Source records Block Start

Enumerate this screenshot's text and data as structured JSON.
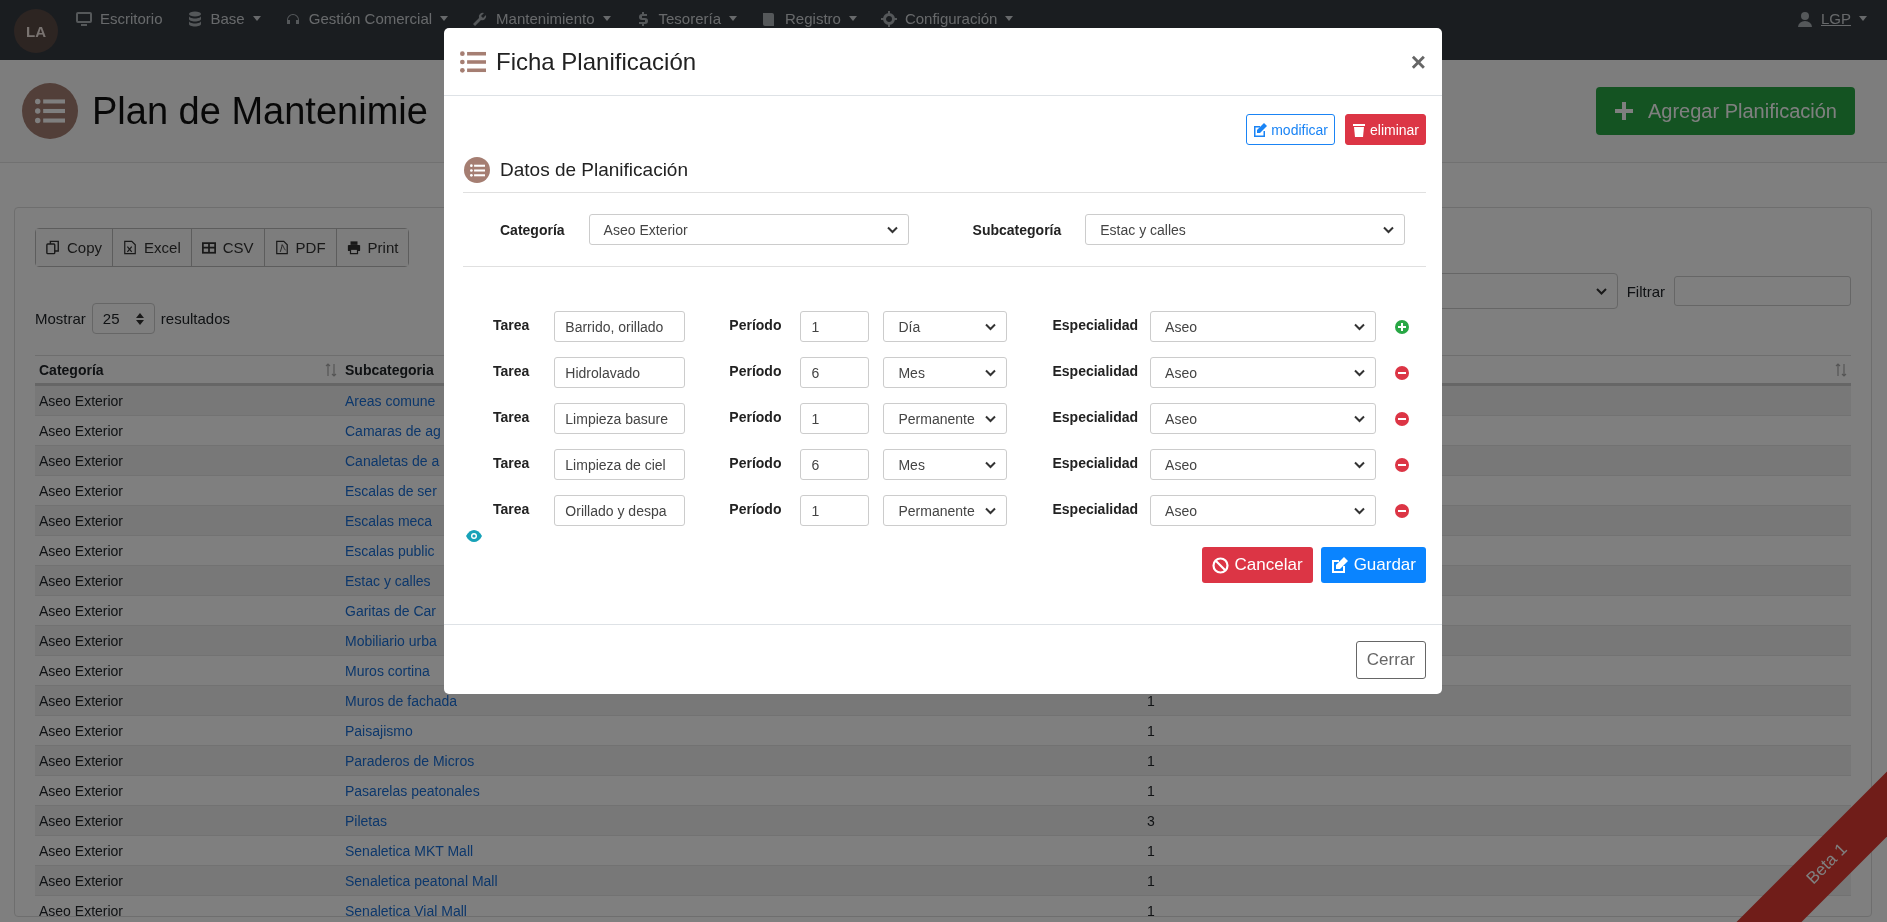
{
  "navbar": {
    "logo": "LA",
    "items": [
      {
        "label": "Escritorio",
        "dropdown": false
      },
      {
        "label": "Base",
        "dropdown": true
      },
      {
        "label": "Gestión Comercial",
        "dropdown": true
      },
      {
        "label": "Mantenimiento",
        "dropdown": true
      },
      {
        "label": "Tesorería",
        "dropdown": true
      },
      {
        "label": "Registro",
        "dropdown": true
      },
      {
        "label": "Configuración",
        "dropdown": true
      }
    ],
    "user": {
      "label": "LGP",
      "dropdown": true
    }
  },
  "page": {
    "title": "Plan de Mantenimie",
    "add_button": "Agregar Planificación"
  },
  "export_buttons": [
    "Copy",
    "Excel",
    "CSV",
    "PDF",
    "Print"
  ],
  "filter": {
    "label": "Filtrar"
  },
  "length": {
    "prefix": "Mostrar",
    "value": "25",
    "suffix": "resultados"
  },
  "table": {
    "columns": [
      {
        "label": "Categoría",
        "sortable": true
      },
      {
        "label": "Subcategoria"
      },
      {
        "sortable": true
      }
    ],
    "rows": [
      {
        "category": "Aseo Exterior",
        "subcategory": "Areas comune"
      },
      {
        "category": "Aseo Exterior",
        "subcategory": "Camaras de ag"
      },
      {
        "category": "Aseo Exterior",
        "subcategory": "Canaletas de a"
      },
      {
        "category": "Aseo Exterior",
        "subcategory": "Escalas de ser"
      },
      {
        "category": "Aseo Exterior",
        "subcategory": "Escalas meca"
      },
      {
        "category": "Aseo Exterior",
        "subcategory": "Escalas public"
      },
      {
        "category": "Aseo Exterior",
        "subcategory": "Estac y calles"
      },
      {
        "category": "Aseo Exterior",
        "subcategory": "Garitas de Car"
      },
      {
        "category": "Aseo Exterior",
        "subcategory": "Mobiliario urba"
      },
      {
        "category": "Aseo Exterior",
        "subcategory": "Muros cortina"
      },
      {
        "category": "Aseo Exterior",
        "subcategory": "Muros de fachada",
        "column_3": "1"
      },
      {
        "category": "Aseo Exterior",
        "subcategory": "Paisajismo",
        "column_3": "1"
      },
      {
        "category": "Aseo Exterior",
        "subcategory": "Paraderos de Micros",
        "column_3": "1"
      },
      {
        "category": "Aseo Exterior",
        "subcategory": "Pasarelas peatonales",
        "column_3": "1"
      },
      {
        "category": "Aseo Exterior",
        "subcategory": "Piletas",
        "column_3": "3"
      },
      {
        "category": "Aseo Exterior",
        "subcategory": "Senaletica MKT Mall",
        "column_3": "1"
      },
      {
        "category": "Aseo Exterior",
        "subcategory": "Senaletica peatonal Mall",
        "column_3": "1"
      },
      {
        "category": "Aseo Exterior",
        "subcategory": "Senaletica Vial Mall",
        "column_3": "1"
      }
    ]
  },
  "ribbon": "Beta 1",
  "modal": {
    "title": "Ficha Planificación",
    "close": "×",
    "actions": [
      {
        "label": "modificar",
        "kind": "edit"
      },
      {
        "label": "eliminar",
        "kind": "delete"
      }
    ],
    "section_title": "Datos de Planificación",
    "category": {
      "label": "Categoría",
      "value": "Aseo Exterior"
    },
    "subcategory": {
      "label": "Subcategoría",
      "value": "Estac y calles"
    },
    "tasks": [
      {
        "task_label": "Tarea",
        "task": "Barrido, orillado",
        "period_label": "Período",
        "period": "1",
        "unit": "Día",
        "specialty_label": "Especialidad",
        "specialty": "Aseo",
        "kind": "add"
      },
      {
        "task_label": "Tarea",
        "task": "Hidrolavado",
        "period_label": "Período",
        "period": "6",
        "unit": "Mes",
        "specialty_label": "Especialidad",
        "specialty": "Aseo",
        "kind": "remove"
      },
      {
        "task_label": "Tarea",
        "task": "Limpieza basure",
        "period_label": "Período",
        "period": "1",
        "unit": "Permanente",
        "specialty_label": "Especialidad",
        "specialty": "Aseo",
        "kind": "remove"
      },
      {
        "task_label": "Tarea",
        "task": "Limpieza de ciel",
        "period_label": "Período",
        "period": "6",
        "unit": "Mes",
        "specialty_label": "Especialidad",
        "specialty": "Aseo",
        "kind": "remove"
      },
      {
        "task_label": "Tarea",
        "task": "Orillado y despa",
        "period_label": "Período",
        "period": "1",
        "unit": "Permanente",
        "specialty_label": "Especialidad",
        "specialty": "Aseo",
        "kind": "remove"
      }
    ],
    "buttons": [
      {
        "label": "Cancelar",
        "kind": "cancel"
      },
      {
        "label": "Guardar",
        "kind": "save"
      }
    ],
    "footer_button": "Cerrar"
  }
}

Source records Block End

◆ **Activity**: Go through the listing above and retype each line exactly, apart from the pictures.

◆ **Problem solution**:
Enumerate this screenshot's text and data as structured JSON.
{
  "navbar": {
    "logo": "LA",
    "items": [
      {
        "label": "Escritorio",
        "dropdown": false
      },
      {
        "label": "Base",
        "dropdown": true
      },
      {
        "label": "Gestión Comercial",
        "dropdown": true
      },
      {
        "label": "Mantenimiento",
        "dropdown": true
      },
      {
        "label": "Tesorería",
        "dropdown": true
      },
      {
        "label": "Registro",
        "dropdown": true
      },
      {
        "label": "Configuración",
        "dropdown": true
      }
    ],
    "user": {
      "label": "LGP",
      "dropdown": true
    }
  },
  "page": {
    "title": "Plan de Mantenimie",
    "add_button": "Agregar Planificación"
  },
  "export_buttons": [
    "Copy",
    "Excel",
    "CSV",
    "PDF",
    "Print"
  ],
  "filter": {
    "label": "Filtrar"
  },
  "length": {
    "prefix": "Mostrar",
    "value": "25",
    "suffix": "resultados"
  },
  "table": {
    "columns": [
      {
        "label": "Categoría",
        "sortable": true
      },
      {
        "label": "Subcategoria"
      },
      {
        "sortable": true
      }
    ],
    "rows": [
      {
        "category": "Aseo Exterior",
        "subcategory": "Areas comune"
      },
      {
        "category": "Aseo Exterior",
        "subcategory": "Camaras de ag"
      },
      {
        "category": "Aseo Exterior",
        "subcategory": "Canaletas de a"
      },
      {
        "category": "Aseo Exterior",
        "subcategory": "Escalas de ser"
      },
      {
        "category": "Aseo Exterior",
        "subcategory": "Escalas meca"
      },
      {
        "category": "Aseo Exterior",
        "subcategory": "Escalas public"
      },
      {
        "category": "Aseo Exterior",
        "subcategory": "Estac y calles"
      },
      {
        "category": "Aseo Exterior",
        "subcategory": "Garitas de Car"
      },
      {
        "category": "Aseo Exterior",
        "subcategory": "Mobiliario urba"
      },
      {
        "category": "Aseo Exterior",
        "subcategory": "Muros cortina"
      },
      {
        "category": "Aseo Exterior",
        "subcategory": "Muros de fachada",
        "column_3": "1"
      },
      {
        "category": "Aseo Exterior",
        "subcategory": "Paisajismo",
        "column_3": "1"
      },
      {
        "category": "Aseo Exterior",
        "subcategory": "Paraderos de Micros",
        "column_3": "1"
      },
      {
        "category": "Aseo Exterior",
        "subcategory": "Pasarelas peatonales",
        "column_3": "1"
      },
      {
        "category": "Aseo Exterior",
        "subcategory": "Piletas",
        "column_3": "3"
      },
      {
        "category": "Aseo Exterior",
        "subcategory": "Senaletica MKT Mall",
        "column_3": "1"
      },
      {
        "category": "Aseo Exterior",
        "subcategory": "Senaletica peatonal Mall",
        "column_3": "1"
      },
      {
        "category": "Aseo Exterior",
        "subcategory": "Senaletica Vial Mall",
        "column_3": "1"
      }
    ]
  },
  "ribbon": "Beta 1",
  "modal": {
    "title": "Ficha Planificación",
    "close": "×",
    "actions": [
      {
        "label": "modificar",
        "kind": "edit"
      },
      {
        "label": "eliminar",
        "kind": "delete"
      }
    ],
    "section_title": "Datos de Planificación",
    "category": {
      "label": "Categoría",
      "value": "Aseo Exterior"
    },
    "subcategory": {
      "label": "Subcategoría",
      "value": "Estac y calles"
    },
    "tasks": [
      {
        "task_label": "Tarea",
        "task": "Barrido, orillado",
        "period_label": "Período",
        "period": "1",
        "unit": "Día",
        "specialty_label": "Especialidad",
        "specialty": "Aseo",
        "kind": "add"
      },
      {
        "task_label": "Tarea",
        "task": "Hidrolavado",
        "period_label": "Período",
        "period": "6",
        "unit": "Mes",
        "specialty_label": "Especialidad",
        "specialty": "Aseo",
        "kind": "remove"
      },
      {
        "task_label": "Tarea",
        "task": "Limpieza basure",
        "period_label": "Período",
        "period": "1",
        "unit": "Permanente",
        "specialty_label": "Especialidad",
        "specialty": "Aseo",
        "kind": "remove"
      },
      {
        "task_label": "Tarea",
        "task": "Limpieza de ciel",
        "period_label": "Período",
        "period": "6",
        "unit": "Mes",
        "specialty_label": "Especialidad",
        "specialty": "Aseo",
        "kind": "remove"
      },
      {
        "task_label": "Tarea",
        "task": "Orillado y despa",
        "period_label": "Período",
        "period": "1",
        "unit": "Permanente",
        "specialty_label": "Especialidad",
        "specialty": "Aseo",
        "kind": "remove"
      }
    ],
    "buttons": [
      {
        "label": "Cancelar",
        "kind": "cancel"
      },
      {
        "label": "Guardar",
        "kind": "save"
      }
    ],
    "footer_button": "Cerrar"
  }
}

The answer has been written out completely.